(Data excerpts)
>>>

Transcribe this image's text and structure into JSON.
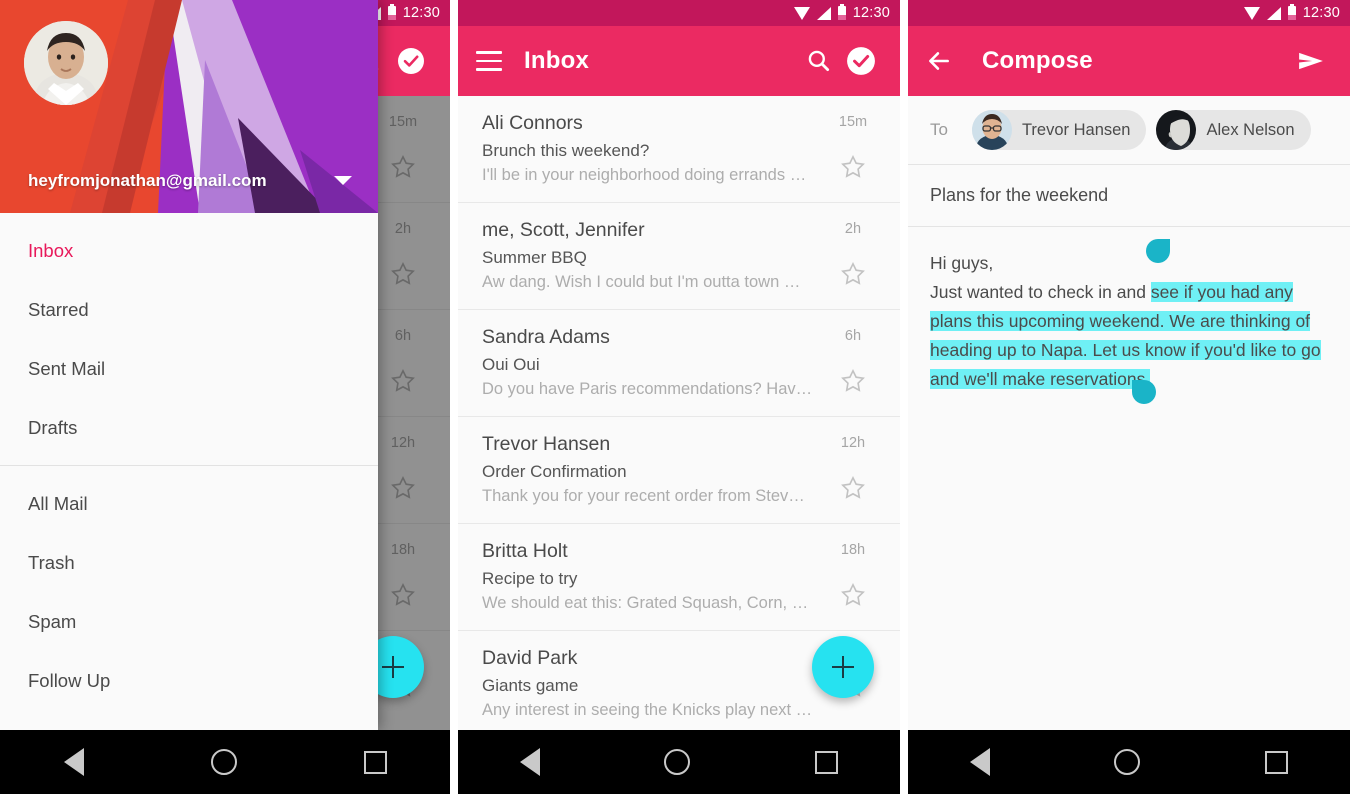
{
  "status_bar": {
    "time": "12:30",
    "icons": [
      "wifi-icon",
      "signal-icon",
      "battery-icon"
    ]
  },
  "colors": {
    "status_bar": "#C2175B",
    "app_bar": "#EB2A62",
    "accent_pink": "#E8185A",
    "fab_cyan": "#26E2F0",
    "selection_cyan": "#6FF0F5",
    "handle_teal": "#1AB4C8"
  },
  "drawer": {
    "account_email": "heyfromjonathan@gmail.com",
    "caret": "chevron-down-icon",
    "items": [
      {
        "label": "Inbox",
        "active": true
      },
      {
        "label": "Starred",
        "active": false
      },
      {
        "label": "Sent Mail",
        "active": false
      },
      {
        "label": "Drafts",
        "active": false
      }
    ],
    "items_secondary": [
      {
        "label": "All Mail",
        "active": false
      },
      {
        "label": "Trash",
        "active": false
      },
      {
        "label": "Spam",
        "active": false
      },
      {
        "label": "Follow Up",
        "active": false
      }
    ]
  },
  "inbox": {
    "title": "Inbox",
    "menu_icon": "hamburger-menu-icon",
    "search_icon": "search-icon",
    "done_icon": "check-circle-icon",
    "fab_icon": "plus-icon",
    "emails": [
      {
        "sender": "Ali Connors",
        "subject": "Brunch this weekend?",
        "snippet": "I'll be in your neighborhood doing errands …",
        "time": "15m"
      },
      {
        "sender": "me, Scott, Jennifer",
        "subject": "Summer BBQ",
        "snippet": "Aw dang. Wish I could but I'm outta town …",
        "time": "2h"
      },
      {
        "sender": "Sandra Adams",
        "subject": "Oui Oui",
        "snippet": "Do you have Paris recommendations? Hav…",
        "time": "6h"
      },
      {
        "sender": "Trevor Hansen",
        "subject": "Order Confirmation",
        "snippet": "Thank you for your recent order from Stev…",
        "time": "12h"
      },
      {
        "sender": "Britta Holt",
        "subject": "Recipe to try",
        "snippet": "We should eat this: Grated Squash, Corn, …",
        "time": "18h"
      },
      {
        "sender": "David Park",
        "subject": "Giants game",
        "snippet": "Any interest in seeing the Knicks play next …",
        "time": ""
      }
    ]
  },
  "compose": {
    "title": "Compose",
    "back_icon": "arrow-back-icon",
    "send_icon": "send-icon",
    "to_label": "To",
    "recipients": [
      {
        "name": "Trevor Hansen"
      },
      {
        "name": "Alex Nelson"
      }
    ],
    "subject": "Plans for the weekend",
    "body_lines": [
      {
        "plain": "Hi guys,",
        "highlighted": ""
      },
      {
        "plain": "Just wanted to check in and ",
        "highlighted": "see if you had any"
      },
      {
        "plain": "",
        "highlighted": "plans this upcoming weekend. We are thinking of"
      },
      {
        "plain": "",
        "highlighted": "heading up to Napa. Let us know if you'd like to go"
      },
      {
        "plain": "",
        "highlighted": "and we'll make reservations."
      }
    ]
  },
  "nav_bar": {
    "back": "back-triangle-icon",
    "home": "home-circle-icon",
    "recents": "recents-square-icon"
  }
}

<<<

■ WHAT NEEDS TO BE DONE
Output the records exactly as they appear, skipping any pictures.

■ SOLUTION
Transcribe this image's text and structure into JSON.
{
  "status_bar": {
    "time": "12:30",
    "icons": [
      "wifi-icon",
      "signal-icon",
      "battery-icon"
    ]
  },
  "colors": {
    "status_bar": "#C2175B",
    "app_bar": "#EB2A62",
    "accent_pink": "#E8185A",
    "fab_cyan": "#26E2F0",
    "selection_cyan": "#6FF0F5",
    "handle_teal": "#1AB4C8"
  },
  "drawer": {
    "account_email": "heyfromjonathan@gmail.com",
    "caret": "chevron-down-icon",
    "items": [
      {
        "label": "Inbox",
        "active": true
      },
      {
        "label": "Starred",
        "active": false
      },
      {
        "label": "Sent Mail",
        "active": false
      },
      {
        "label": "Drafts",
        "active": false
      }
    ],
    "items_secondary": [
      {
        "label": "All Mail",
        "active": false
      },
      {
        "label": "Trash",
        "active": false
      },
      {
        "label": "Spam",
        "active": false
      },
      {
        "label": "Follow Up",
        "active": false
      }
    ]
  },
  "inbox": {
    "title": "Inbox",
    "menu_icon": "hamburger-menu-icon",
    "search_icon": "search-icon",
    "done_icon": "check-circle-icon",
    "fab_icon": "plus-icon",
    "emails": [
      {
        "sender": "Ali Connors",
        "subject": "Brunch this weekend?",
        "snippet": "I'll be in your neighborhood doing errands …",
        "time": "15m"
      },
      {
        "sender": "me, Scott, Jennifer",
        "subject": "Summer BBQ",
        "snippet": "Aw dang. Wish I could but I'm outta town …",
        "time": "2h"
      },
      {
        "sender": "Sandra Adams",
        "subject": "Oui Oui",
        "snippet": "Do you have Paris recommendations? Hav…",
        "time": "6h"
      },
      {
        "sender": "Trevor Hansen",
        "subject": "Order Confirmation",
        "snippet": "Thank you for your recent order from Stev…",
        "time": "12h"
      },
      {
        "sender": "Britta Holt",
        "subject": "Recipe to try",
        "snippet": "We should eat this: Grated Squash, Corn, …",
        "time": "18h"
      },
      {
        "sender": "David Park",
        "subject": "Giants game",
        "snippet": "Any interest in seeing the Knicks play next …",
        "time": ""
      }
    ]
  },
  "compose": {
    "title": "Compose",
    "back_icon": "arrow-back-icon",
    "send_icon": "send-icon",
    "to_label": "To",
    "recipients": [
      {
        "name": "Trevor Hansen"
      },
      {
        "name": "Alex Nelson"
      }
    ],
    "subject": "Plans for the weekend",
    "body_lines": [
      {
        "plain": "Hi guys,",
        "highlighted": ""
      },
      {
        "plain": "Just wanted to check in and ",
        "highlighted": "see if you had any"
      },
      {
        "plain": "",
        "highlighted": "plans this upcoming weekend. We are thinking of"
      },
      {
        "plain": "",
        "highlighted": "heading up to Napa. Let us know if you'd like to go"
      },
      {
        "plain": "",
        "highlighted": "and we'll make reservations."
      }
    ]
  },
  "nav_bar": {
    "back": "back-triangle-icon",
    "home": "home-circle-icon",
    "recents": "recents-square-icon"
  }
}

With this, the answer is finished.